The year 1947 saw two significant developments in BD/EOD history. First, the U.S. Air Force was established as an independent service, and with that airmen began EOD training. Next, the Army began sending officers and senior noncommissioned officers to the EOD School at Indian Head. Junior enlisted soldiers continued to train at Aberdeen. In 1951, the Navy was assigned joint responsibility for all EOD training, and in 1955, the Army EOD School at Aberdeen was closed. From 1955 to 1993, soldiers joined volunteers from the other services to train at Indian Head. In 1993 the EOD School began a transition into its current location. That transition lasted until 1999 when the Naval School, Explosive Ordnance Disposal, at Eglin Air Force base, Florida, was fully operational. It is there that instructors teach volunteers from each service modern EOD techniques before they join the field and fleet to apply their skills.

Today EOD soldiers are easily recognizable by the distinctive badge worn on the uniform. Early bomb disposal soldiers did not have that symbol of excellence. The basic EOD badge was designed in 1956. The basic and Senior EOD Badges were approved by the Department of the Army the following year. The Master EOD Badge was approved by the Army in June 1969. Those badges are now the universal symbol of bomb disposal, worn by all services and copied by several civilian bomb squads and foreign military services.

Currently, most operational Army EOD soldiers are part of the 52d Ordnance Group (Explosive Ordnance Disposal). The 52d is the only active ordnance group in the Army. There are a small number of EOD soldiers in the National Guard organized under their states with the 111th Ordnance Group (Explosive Ordnance Disposal), Alabama National Guard, standing ready to assume command upon mobilization.

The 52d Ordnance Group (EOD) headquarters is located at Fort Gillem, Georgia. It exercises command and control of four subordinate EOD battalions and thirty-nine EOD companies located throughout the continental United States.
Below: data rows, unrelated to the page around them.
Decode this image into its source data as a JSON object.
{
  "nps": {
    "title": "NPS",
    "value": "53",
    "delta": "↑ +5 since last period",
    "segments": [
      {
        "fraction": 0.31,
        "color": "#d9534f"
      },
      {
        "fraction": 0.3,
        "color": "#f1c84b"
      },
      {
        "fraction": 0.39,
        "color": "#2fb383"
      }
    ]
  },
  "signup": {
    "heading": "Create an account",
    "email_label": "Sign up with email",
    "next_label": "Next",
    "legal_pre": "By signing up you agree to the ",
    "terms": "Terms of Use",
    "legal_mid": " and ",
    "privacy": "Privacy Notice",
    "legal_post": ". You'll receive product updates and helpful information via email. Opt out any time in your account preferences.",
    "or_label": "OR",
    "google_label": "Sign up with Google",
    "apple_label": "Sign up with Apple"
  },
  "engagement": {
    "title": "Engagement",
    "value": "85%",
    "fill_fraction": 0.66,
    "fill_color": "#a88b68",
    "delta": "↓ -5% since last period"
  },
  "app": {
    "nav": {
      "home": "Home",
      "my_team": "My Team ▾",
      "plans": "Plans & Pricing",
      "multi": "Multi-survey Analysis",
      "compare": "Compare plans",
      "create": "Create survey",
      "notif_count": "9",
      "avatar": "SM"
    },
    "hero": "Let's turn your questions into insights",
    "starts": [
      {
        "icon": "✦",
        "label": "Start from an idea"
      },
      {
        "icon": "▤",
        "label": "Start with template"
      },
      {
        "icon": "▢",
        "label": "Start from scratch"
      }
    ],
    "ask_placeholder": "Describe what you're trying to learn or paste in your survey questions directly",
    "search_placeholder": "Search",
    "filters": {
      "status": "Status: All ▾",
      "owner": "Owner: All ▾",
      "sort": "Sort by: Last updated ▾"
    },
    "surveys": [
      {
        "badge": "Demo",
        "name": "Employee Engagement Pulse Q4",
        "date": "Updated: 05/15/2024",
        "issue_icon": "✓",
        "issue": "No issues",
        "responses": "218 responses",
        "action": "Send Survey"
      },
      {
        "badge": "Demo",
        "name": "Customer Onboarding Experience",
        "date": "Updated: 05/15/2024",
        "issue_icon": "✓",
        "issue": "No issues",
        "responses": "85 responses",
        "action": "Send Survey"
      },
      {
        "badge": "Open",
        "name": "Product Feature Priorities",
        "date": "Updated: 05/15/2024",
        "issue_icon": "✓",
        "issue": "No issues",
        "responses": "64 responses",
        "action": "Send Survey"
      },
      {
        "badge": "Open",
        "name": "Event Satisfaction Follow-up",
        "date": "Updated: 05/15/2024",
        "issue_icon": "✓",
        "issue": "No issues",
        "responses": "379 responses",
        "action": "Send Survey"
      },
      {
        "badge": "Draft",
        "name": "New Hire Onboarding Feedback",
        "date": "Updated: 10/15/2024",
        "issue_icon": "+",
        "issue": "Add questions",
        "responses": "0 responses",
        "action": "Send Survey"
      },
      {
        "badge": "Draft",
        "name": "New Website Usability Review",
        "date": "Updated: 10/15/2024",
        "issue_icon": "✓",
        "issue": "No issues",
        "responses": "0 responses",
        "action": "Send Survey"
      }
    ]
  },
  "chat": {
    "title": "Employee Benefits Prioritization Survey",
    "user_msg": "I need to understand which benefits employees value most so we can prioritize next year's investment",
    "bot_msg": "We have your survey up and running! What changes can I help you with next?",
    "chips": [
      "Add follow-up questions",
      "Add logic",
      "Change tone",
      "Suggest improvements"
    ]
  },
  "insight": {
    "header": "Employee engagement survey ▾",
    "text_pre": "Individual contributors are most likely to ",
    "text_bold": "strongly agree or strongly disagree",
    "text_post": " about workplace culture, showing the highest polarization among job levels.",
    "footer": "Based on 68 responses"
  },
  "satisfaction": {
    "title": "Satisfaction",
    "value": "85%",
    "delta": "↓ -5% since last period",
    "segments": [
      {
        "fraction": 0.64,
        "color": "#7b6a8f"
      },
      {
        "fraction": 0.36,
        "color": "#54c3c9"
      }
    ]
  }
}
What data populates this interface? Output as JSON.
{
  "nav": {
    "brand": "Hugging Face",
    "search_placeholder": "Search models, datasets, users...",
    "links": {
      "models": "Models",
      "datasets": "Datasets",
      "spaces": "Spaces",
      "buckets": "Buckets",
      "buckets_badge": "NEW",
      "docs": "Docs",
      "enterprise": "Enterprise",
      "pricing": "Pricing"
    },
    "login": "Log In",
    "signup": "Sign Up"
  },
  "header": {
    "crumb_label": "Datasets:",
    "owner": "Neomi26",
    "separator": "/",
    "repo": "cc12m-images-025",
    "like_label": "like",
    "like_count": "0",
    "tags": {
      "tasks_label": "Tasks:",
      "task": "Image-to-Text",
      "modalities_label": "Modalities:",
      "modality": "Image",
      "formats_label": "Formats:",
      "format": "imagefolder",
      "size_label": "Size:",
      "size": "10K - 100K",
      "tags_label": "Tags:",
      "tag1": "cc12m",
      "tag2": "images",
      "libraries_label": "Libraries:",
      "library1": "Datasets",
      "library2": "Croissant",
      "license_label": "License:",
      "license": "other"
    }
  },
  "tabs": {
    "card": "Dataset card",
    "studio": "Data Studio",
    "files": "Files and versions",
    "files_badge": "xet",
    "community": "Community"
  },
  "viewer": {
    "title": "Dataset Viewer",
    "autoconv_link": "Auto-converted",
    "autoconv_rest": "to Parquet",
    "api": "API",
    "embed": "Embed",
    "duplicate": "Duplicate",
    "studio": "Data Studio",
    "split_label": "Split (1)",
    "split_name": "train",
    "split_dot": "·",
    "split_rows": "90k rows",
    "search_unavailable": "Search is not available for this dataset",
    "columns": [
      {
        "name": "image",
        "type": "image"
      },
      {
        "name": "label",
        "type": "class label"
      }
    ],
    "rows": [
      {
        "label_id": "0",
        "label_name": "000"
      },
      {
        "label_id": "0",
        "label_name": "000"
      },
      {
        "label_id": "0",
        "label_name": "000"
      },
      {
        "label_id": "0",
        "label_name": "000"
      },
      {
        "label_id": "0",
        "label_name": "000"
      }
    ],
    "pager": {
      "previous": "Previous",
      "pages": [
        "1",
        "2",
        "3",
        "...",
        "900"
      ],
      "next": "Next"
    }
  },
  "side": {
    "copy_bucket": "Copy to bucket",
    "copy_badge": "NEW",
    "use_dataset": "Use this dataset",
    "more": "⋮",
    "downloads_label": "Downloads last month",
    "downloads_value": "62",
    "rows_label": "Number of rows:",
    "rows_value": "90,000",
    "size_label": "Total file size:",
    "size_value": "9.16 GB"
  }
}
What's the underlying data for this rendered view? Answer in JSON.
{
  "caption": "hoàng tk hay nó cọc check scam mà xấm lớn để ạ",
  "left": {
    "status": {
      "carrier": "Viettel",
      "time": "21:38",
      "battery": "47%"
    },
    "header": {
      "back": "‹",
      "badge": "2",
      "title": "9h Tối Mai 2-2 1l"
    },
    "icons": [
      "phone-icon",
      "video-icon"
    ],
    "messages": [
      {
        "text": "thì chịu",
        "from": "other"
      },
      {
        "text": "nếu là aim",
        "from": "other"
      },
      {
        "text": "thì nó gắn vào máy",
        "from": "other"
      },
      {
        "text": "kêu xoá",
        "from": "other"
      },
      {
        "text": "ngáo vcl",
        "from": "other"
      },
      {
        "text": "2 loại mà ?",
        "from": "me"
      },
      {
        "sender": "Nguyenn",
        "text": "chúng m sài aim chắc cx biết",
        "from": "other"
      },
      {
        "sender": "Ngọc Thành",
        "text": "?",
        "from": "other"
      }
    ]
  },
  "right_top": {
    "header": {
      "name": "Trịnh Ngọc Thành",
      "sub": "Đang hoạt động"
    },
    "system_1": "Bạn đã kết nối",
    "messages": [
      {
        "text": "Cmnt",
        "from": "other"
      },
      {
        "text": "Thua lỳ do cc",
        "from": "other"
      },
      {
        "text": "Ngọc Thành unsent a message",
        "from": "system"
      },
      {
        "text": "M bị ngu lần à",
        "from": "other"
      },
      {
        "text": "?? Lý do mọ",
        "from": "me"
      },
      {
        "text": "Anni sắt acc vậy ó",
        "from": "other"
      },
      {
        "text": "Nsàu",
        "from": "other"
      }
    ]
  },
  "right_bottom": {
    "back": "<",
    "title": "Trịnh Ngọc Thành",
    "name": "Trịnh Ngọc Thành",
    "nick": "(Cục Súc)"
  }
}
This organization answers the call for EOD assistance thousands of times annually on both military installations and within the civilian community. Additionally, an EOD company from within the 52d Ordnance Group is deployed to Bosnia, Kosovo, and Southwest Asia on six-month rotations. At any given time, three companies are deployed, three are preparing to deploy, and three more are recovering from deployment. EOD soldiers can also be found at assignments in Germany, South Korea, the Sinai Peninsula, Hawaii, and Alaska. Selected EOD soldiers serve in training and research billets at Eglin Air Force Base; Redstone Arsenal, Alabama; and Picatinny Arsenal, New Jersey. In all, there are less than 1,200 EOD soldiers and officers in the United States Army.

Danger is still an inherent part of the EOD soldier’s existence. The evidence of that can be found at the EOD Memorial located at the range complex at the EOD School. Each spring, EOD members past and present gather to commemorate the sacrifices made by the over 160 volunteers whose names are enshrined there. Unfortunately, most years require that a name, sometimes several, must be added. Each name represents an EOD soldier, sailor, airman, or marine, who lost his life in an operational or training accident, during peacetime or combat, for the sole purpose of protecting others. In 2001, the names of three EOD soldiers were added shortly after bombs mistakenly dropped on their position on a Kuwaiti range from a U.S. Navy F/A-18 killed them. Their deaths serve to remind us all that danger is to be found on any EOD mission, no matter how routine it may appear.

Today, EOD soldiers are at work throughout the United States, at every overseas station, and every deployment location at great risk to their own personal safety. They, like the bomb disposal soldiers of World War II, and the organization that started from scratch in 1941, are adding an invaluable contribution to the history of the U.S. Army.

© The Army Historical Foundation